took precedence over that of Manasseh by virtue of Jacob's
blessing (Gen. 41:52; 48:1). The descendants of Joseph formed
two of the tribes of Israel, whereas each of the other sons of
Jacob was the founder of only one tribe. Thus there were in
reality thirteen tribes; but the number twelve was preserved by
excluding that of Levi when Ephraim and Manasseh are mentioned
separately (Num. 1:32-34; Josh. 17:14, 17; 1 Chr. 7:20).
Territory of. At the time of the first census in the
wilderness this tribe numbered 40,500 (Num. 1:32, 33); forty
years later, when about to take possession of the Promised Land,
it numbered only 32,500. During the march (see CAMP T0000700)
Ephraim's place was on the west side of the tabernacle (Num.
2:18-24). When the spies were sent out to spy the land, "Oshea
the son of Nun" of this tribe signalized himself.
The boundaries of the portion of the land assigned to Ephraim
are given in Josh. 16:1-10. It included most of what was
afterwards called Samaria as distinguished from Judea and
Galilee. It thus lay in the centre of all traffic, from north to
south, and from Jordan to the sea, and was about 55 miles long
and 30 broad. The tabernacle and the ark were deposited within
its limits at Shiloh, where it remained for four hundred years.
During the time of the judges and the first stage of the
monarchy this tribe manifested a domineering and haughty and
discontented spirit. "For more than five hundred years, a period
equal to that which elapsed between the Norman Conquest and the
War of the Roses, Ephraim, with its two dependent tribes of
Manasseh and Benjamin, exercised undisputed pre-eminence. Joshua
the first conqueror, Gideon the greatest of the judges, and Saul
the first king, belonged to one or other of the three tribes. It
was not till the close of the first period of Jewish history
that God 'refused the tabernacle of Joseph, and chose not the
tribe of Ephraim, but chose the tribe of Judah, the Mount Zion
which he loved' (Ps. 78:67, 68). When the ark was removed from
Shiloh to Zion the power of Ephraim was humbled."
Among the causes which operated to bring about the disruption
of Israel was Ephraim's jealousy of the growing power of Judah.
From the settlement of Canaan till the time of David and

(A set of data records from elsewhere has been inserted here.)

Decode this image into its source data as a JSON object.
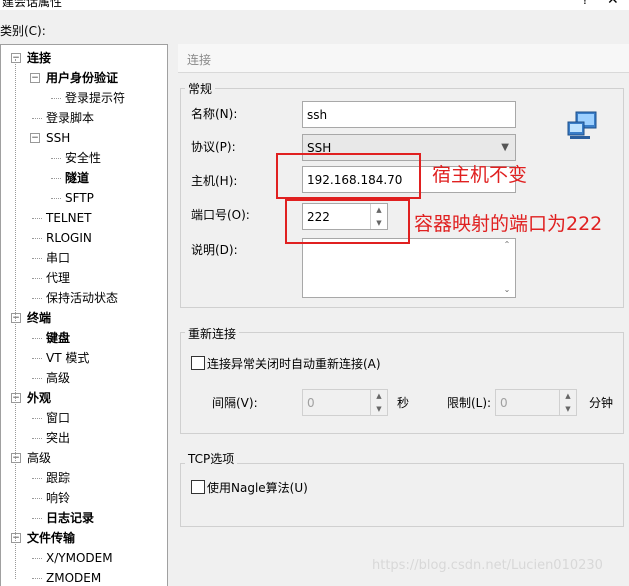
{
  "window": {
    "title": "建会话属性",
    "help": "?",
    "close": "✕"
  },
  "category_label": "类别(C):",
  "tree": [
    {
      "label": "连接",
      "bold": true,
      "level": 0,
      "expander": "−"
    },
    {
      "label": "用户身份验证",
      "bold": true,
      "level": 1,
      "expander": "−"
    },
    {
      "label": "登录提示符",
      "bold": false,
      "level": 2
    },
    {
      "label": "登录脚本",
      "bold": false,
      "level": 1
    },
    {
      "label": "SSH",
      "bold": false,
      "level": 1,
      "expander": "−"
    },
    {
      "label": "安全性",
      "bold": false,
      "level": 2
    },
    {
      "label": "隧道",
      "bold": true,
      "level": 2
    },
    {
      "label": "SFTP",
      "bold": false,
      "level": 2
    },
    {
      "label": "TELNET",
      "bold": false,
      "level": 1
    },
    {
      "label": "RLOGIN",
      "bold": false,
      "level": 1
    },
    {
      "label": "串口",
      "bold": false,
      "level": 1
    },
    {
      "label": "代理",
      "bold": false,
      "level": 1
    },
    {
      "label": "保持活动状态",
      "bold": false,
      "level": 1
    },
    {
      "label": "终端",
      "bold": true,
      "level": 0,
      "expander": "−"
    },
    {
      "label": "键盘",
      "bold": true,
      "level": 1
    },
    {
      "label": "VT 模式",
      "bold": false,
      "level": 1
    },
    {
      "label": "高级",
      "bold": false,
      "level": 1
    },
    {
      "label": "外观",
      "bold": true,
      "level": 0,
      "expander": "−"
    },
    {
      "label": "窗口",
      "bold": false,
      "level": 1
    },
    {
      "label": "突出",
      "bold": false,
      "level": 1
    },
    {
      "label": "高级",
      "bold": false,
      "level": 0,
      "expander": "−"
    },
    {
      "label": "跟踪",
      "bold": false,
      "level": 1
    },
    {
      "label": "响铃",
      "bold": false,
      "level": 1
    },
    {
      "label": "日志记录",
      "bold": true,
      "level": 1
    },
    {
      "label": "文件传输",
      "bold": true,
      "level": 0,
      "expander": "−"
    },
    {
      "label": "X/YMODEM",
      "bold": false,
      "level": 1
    },
    {
      "label": "ZMODEM",
      "bold": false,
      "level": 1
    }
  ],
  "breadcrumb": "连接",
  "general": {
    "title": "常规",
    "name_label": "名称(N):",
    "name_value": "ssh",
    "protocol_label": "协议(P):",
    "protocol_value": "SSH",
    "host_label": "主机(H):",
    "host_value": "192.168.184.70",
    "port_label": "端口号(O):",
    "port_value": "222",
    "desc_label": "说明(D):"
  },
  "reconnect": {
    "title": "重新连接",
    "auto_label": "连接异常关闭时自动重新连接(A)",
    "interval_label": "间隔(V):",
    "interval_value": "0",
    "interval_unit": "秒",
    "limit_label": "限制(L):",
    "limit_value": "0",
    "limit_unit": "分钟"
  },
  "tcp": {
    "title": "TCP选项",
    "nagle_label": "使用Nagle算法(U)"
  },
  "annotations": {
    "host_note": "宿主机不变",
    "port_note": "容器映射的端口为222"
  },
  "watermark": "https://blog.csdn.net/Lucien010230",
  "colors": {
    "annotation": "#e02020"
  }
}
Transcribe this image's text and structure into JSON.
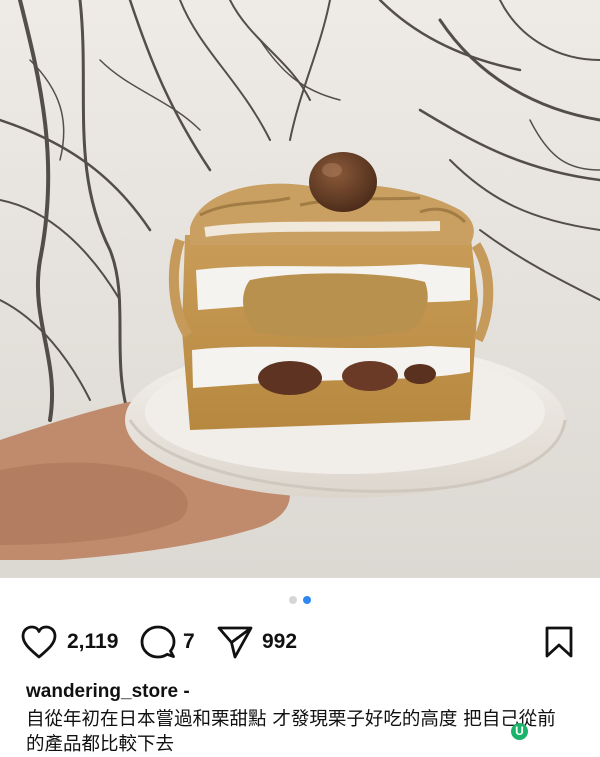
{
  "post": {
    "image": {
      "description": "slice of chestnut cake on white plate",
      "carousel_total": 2,
      "carousel_active_index": 1
    },
    "actions": {
      "likes": "2,119",
      "comments": "7",
      "shares": "992",
      "like_icon": "heart-icon",
      "comment_icon": "comment-bubble-icon",
      "share_icon": "paper-plane-icon",
      "save_icon": "bookmark-icon"
    },
    "username": "wandering_store -",
    "caption": "自從年初在日本嘗過和栗甜點 才發現栗子好吃的高度 把自己從前的產品都比較下去",
    "badge": "U"
  },
  "colors": {
    "accent": "#2e88f0",
    "dot_inactive": "#d6d6d6",
    "badge_green": "#1bb36a"
  }
}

Solomon, Ephraim had held the place of honour among the tribes.
It occupied the central and fairest portions of the land, and
had Shiloh and Shechem within its borders. But now when
Jerusalem became the capital of the kingdom, and the centre of
power and worship for the whole nation of Israel, Ephraim
declined in influence. The discontent came to a crisis by
Rehoboam's refusal to grant certain redresses that were demanded
(1 Kings 12).